Russia is not more dangerous than any other developed country. Nevertheless, don't forget about basic safety even in the quietest of places.
Public Places and Transport
Most visits to Russia are trouble-free, but petty crime does happen in any big city. Be alert to the possibility of mugging, pickpocketing and theft. Pickpockets are most likely to be active in public transport during rush hour and in crowded places. Simply follow these few simple tips and the chances of getting robbed will be next to none:
Stay alert while in public transport or in the crowd, do not get too absorbed in your gadgets.
Do not leave your personal items unattended
Do not go around the city with your bag or backpack wide open. When in a public place, hold your bag in front of you.
Do not display valuable items, such as – smartphones, tablets, expensive watches or jewellery in public.
Try not to have large sums in cash on you.
Do not keep your bank card PINs in one place.
Cyber and Online Security
Take the same safety measures you would when shopping or communicating online as you do at home. Do not tell anybody your bank card PIN or any other confidential info.
Fraudsters and Scammers
No one is immune to fraud or scam. Hence:
Do not ask people you do not know to look after your belongings and do not agree to dubious offers or services.
Do not hang around with suspicious-looking individuals or people you do not know.
Stick to official and reliable banks or companies when dealing with bank or phone cards as well as exchanging currency or making money transfers.
Do not purchase SIM cards from stalls in the street: the potential scam risk is too high. It is better to go to the nearest phone shop or general store.
If you need to withdraw cash, particularly a large sum, it is better to do it in a bank outlet or at an ATM, located in a secure, dedicated place. Do not change money with people in the street; the risk of getting phoney money is quite high.
Clubs and parties are fantastic, but do not forget about basic safety.
If you are going to a concert it is better to bring some friends along.
At an entertainment venue, try to stick together and keep an eye on each other's belongings. When the party is in full swing it is quite easy to be left without your bag, money or documents.
It is safer to get home by public transport or by taxi. If you decide to walk, stick to well-lit streets.
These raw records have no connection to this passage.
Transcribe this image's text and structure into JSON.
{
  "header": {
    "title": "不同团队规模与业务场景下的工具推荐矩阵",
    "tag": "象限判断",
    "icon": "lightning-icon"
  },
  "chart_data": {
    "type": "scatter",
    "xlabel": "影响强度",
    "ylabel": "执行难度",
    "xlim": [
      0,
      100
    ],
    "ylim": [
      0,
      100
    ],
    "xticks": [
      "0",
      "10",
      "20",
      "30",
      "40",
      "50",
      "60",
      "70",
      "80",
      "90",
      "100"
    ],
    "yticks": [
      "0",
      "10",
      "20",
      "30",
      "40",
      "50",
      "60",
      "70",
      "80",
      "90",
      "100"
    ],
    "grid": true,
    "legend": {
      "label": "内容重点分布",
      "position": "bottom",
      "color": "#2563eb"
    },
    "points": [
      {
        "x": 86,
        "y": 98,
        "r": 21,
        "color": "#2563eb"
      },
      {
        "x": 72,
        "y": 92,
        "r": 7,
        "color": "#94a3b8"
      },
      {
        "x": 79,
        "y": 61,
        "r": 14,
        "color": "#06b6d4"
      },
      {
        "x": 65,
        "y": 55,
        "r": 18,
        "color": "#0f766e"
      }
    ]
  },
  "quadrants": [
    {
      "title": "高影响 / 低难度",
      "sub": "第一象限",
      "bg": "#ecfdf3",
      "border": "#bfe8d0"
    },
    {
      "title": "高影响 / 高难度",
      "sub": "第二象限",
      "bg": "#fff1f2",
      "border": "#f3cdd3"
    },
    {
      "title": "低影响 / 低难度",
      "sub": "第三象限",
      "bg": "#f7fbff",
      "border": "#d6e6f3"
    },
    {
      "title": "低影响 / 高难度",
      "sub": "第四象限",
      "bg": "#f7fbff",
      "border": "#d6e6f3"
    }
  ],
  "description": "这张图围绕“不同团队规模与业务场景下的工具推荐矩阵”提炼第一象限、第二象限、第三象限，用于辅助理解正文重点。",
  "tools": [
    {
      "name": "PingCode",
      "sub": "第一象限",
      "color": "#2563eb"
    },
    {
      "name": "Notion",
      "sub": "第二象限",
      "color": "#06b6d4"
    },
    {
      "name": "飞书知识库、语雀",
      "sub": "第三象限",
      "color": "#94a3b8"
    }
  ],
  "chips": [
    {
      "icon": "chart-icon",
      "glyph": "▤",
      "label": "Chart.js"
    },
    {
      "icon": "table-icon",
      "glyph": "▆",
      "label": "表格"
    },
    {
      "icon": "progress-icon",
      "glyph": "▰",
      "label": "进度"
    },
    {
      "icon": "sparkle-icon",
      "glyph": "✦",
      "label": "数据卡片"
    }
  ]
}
Try not to draw unwanted attention to yourself. If you spot some rowdy people up ahead, cross the street and proceed on the opposite side. Do not pay attention to their calls.
It is not a good idea to flag down a taxi, as: there is a good chance of getting a taxi driver who does not have a licence. Such people may include actual criminals – you risk not just losing your money, but also not getting where you wanted to get. Hire a taxi from an established company. It is safe and the fare is fixed. In a big city you can quickly find a taxi using a mobile app, such as Uber or GetTaxi.
Cross the road only at designated pedestrian crossings. Prior to crossing the road first look left then right and then, if there are no cars approaching, cross the road.
When off university campus, it is recommended to carry your passport, student ID and migration card with you. Do not be surprised if a police officer asks to see your ID. It is one of many counter-terrorism security measures taken not against you, but for your own safety. The threat of terrorism, one of the most serious global concerns, is taken very seriously in Russia. Russia is quite successful in counter-terrorism and takes special care about the security of Russian citizens and foreign nationals. Do not panic during security and ID checks. It is a standard crime prevention practice.
Emergency numbers (free)
Keep the emergency call numbers at hand and call even in the slightest danger.
General Rescue Service 112(landline and mobile phone).